## [Activity]
Restate the listing word for word; omit the images.

## [Records shown]

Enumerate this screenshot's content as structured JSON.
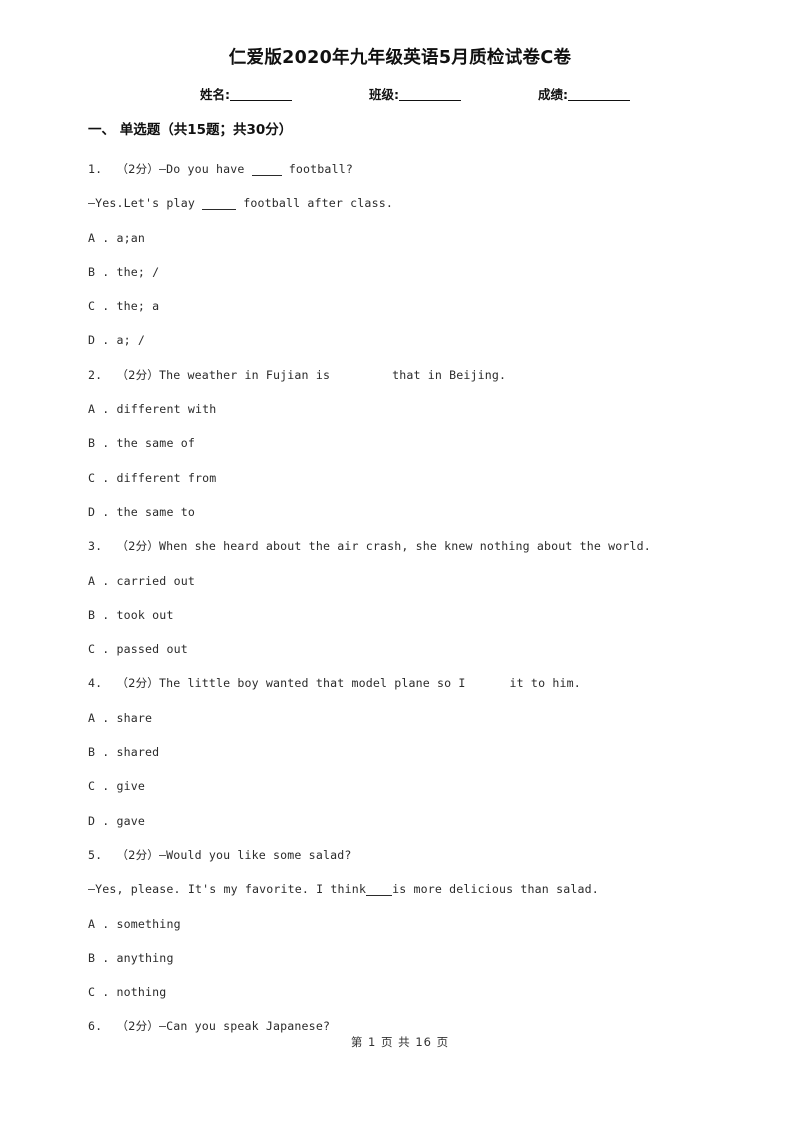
{
  "document": {
    "title": "仁爱版2020年九年级英语5月质检试卷C卷",
    "meta_fields": [
      {
        "label": "姓名:"
      },
      {
        "label": "班级:"
      },
      {
        "label": "成绩:"
      }
    ]
  },
  "section": {
    "heading": "一、  单选题（共15题；共30分）"
  },
  "questions": [
    {
      "number": "1.",
      "points": "（2分）",
      "stem_before": "—Do you have ",
      "stem_after": " football?",
      "blank": "underline",
      "continuation": "—Yes.Let's play _____ football after class.",
      "cont_before": "—Yes.Let's play ",
      "cont_after": " football after class.",
      "options": [
        {
          "label": "A .",
          "text": "a;an"
        },
        {
          "label": "B .",
          "text": "the; /"
        },
        {
          "label": "C .",
          "text": "the; a"
        },
        {
          "label": "D .",
          "text": "a; /"
        }
      ]
    },
    {
      "number": "2.",
      "points": "（2分）",
      "stem_before": "The weather in Fujian is",
      "stem_after": "that in Beijing.",
      "blank": "space",
      "options": [
        {
          "label": "A .",
          "text": "different with"
        },
        {
          "label": "B .",
          "text": "the same of"
        },
        {
          "label": "C .",
          "text": "different from"
        },
        {
          "label": "D .",
          "text": "the same to"
        }
      ]
    },
    {
      "number": "3.",
      "points": "（2分）",
      "stem_full": "When she heard about the air crash, she knew nothing about the world.",
      "options": [
        {
          "label": "A .",
          "text": "carried out"
        },
        {
          "label": "B .",
          "text": "took out"
        },
        {
          "label": "C .",
          "text": "passed out"
        }
      ]
    },
    {
      "number": "4.",
      "points": "（2分）",
      "stem_before": "The little boy wanted that model plane so I",
      "stem_after": "it to him.",
      "blank": "space",
      "options": [
        {
          "label": "A .",
          "text": "share"
        },
        {
          "label": "B .",
          "text": "shared"
        },
        {
          "label": "C .",
          "text": "give"
        },
        {
          "label": "D .",
          "text": "gave"
        }
      ]
    },
    {
      "number": "5.",
      "points": "（2分）",
      "stem_full": "—Would you like some salad?",
      "cont_before": "—Yes, please. It's my favorite. I think",
      "cont_after": "is more delicious than salad.",
      "options": [
        {
          "label": "A .",
          "text": "something"
        },
        {
          "label": "B .",
          "text": "anything"
        },
        {
          "label": "C .",
          "text": "nothing"
        }
      ]
    },
    {
      "number": "6.",
      "points": "（2分）",
      "stem_full": "—Can you speak Japanese?",
      "options": []
    }
  ],
  "footer": {
    "page_indicator": "第 1 页  共 16 页"
  }
}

## [Solution to this task]
Enumerate this screenshot's content as structured JSON.
{
  "document": {
    "title": "仁爱版2020年九年级英语5月质检试卷C卷",
    "meta_fields": [
      {
        "label": "姓名:"
      },
      {
        "label": "班级:"
      },
      {
        "label": "成绩:"
      }
    ]
  },
  "section": {
    "heading": "一、  单选题（共15题；共30分）"
  },
  "questions": [
    {
      "number": "1.",
      "points": "（2分）",
      "stem_before": "—Do you have ",
      "stem_after": " football?",
      "blank": "underline",
      "continuation": "—Yes.Let's play _____ football after class.",
      "cont_before": "—Yes.Let's play ",
      "cont_after": " football after class.",
      "options": [
        {
          "label": "A .",
          "text": "a;an"
        },
        {
          "label": "B .",
          "text": "the; /"
        },
        {
          "label": "C .",
          "text": "the; a"
        },
        {
          "label": "D .",
          "text": "a; /"
        }
      ]
    },
    {
      "number": "2.",
      "points": "（2分）",
      "stem_before": "The weather in Fujian is",
      "stem_after": "that in Beijing.",
      "blank": "space",
      "options": [
        {
          "label": "A .",
          "text": "different with"
        },
        {
          "label": "B .",
          "text": "the same of"
        },
        {
          "label": "C .",
          "text": "different from"
        },
        {
          "label": "D .",
          "text": "the same to"
        }
      ]
    },
    {
      "number": "3.",
      "points": "（2分）",
      "stem_full": "When she heard about the air crash, she knew nothing about the world.",
      "options": [
        {
          "label": "A .",
          "text": "carried out"
        },
        {
          "label": "B .",
          "text": "took out"
        },
        {
          "label": "C .",
          "text": "passed out"
        }
      ]
    },
    {
      "number": "4.",
      "points": "（2分）",
      "stem_before": "The little boy wanted that model plane so I",
      "stem_after": "it to him.",
      "blank": "space",
      "options": [
        {
          "label": "A .",
          "text": "share"
        },
        {
          "label": "B .",
          "text": "shared"
        },
        {
          "label": "C .",
          "text": "give"
        },
        {
          "label": "D .",
          "text": "gave"
        }
      ]
    },
    {
      "number": "5.",
      "points": "（2分）",
      "stem_full": "—Would you like some salad?",
      "cont_before": "—Yes, please. It's my favorite. I think",
      "cont_after": "is more delicious than salad.",
      "options": [
        {
          "label": "A .",
          "text": "something"
        },
        {
          "label": "B .",
          "text": "anything"
        },
        {
          "label": "C .",
          "text": "nothing"
        }
      ]
    },
    {
      "number": "6.",
      "points": "（2分）",
      "stem_full": "—Can you speak Japanese?",
      "options": []
    }
  ],
  "footer": {
    "page_indicator": "第 1 页  共 16 页"
  }
}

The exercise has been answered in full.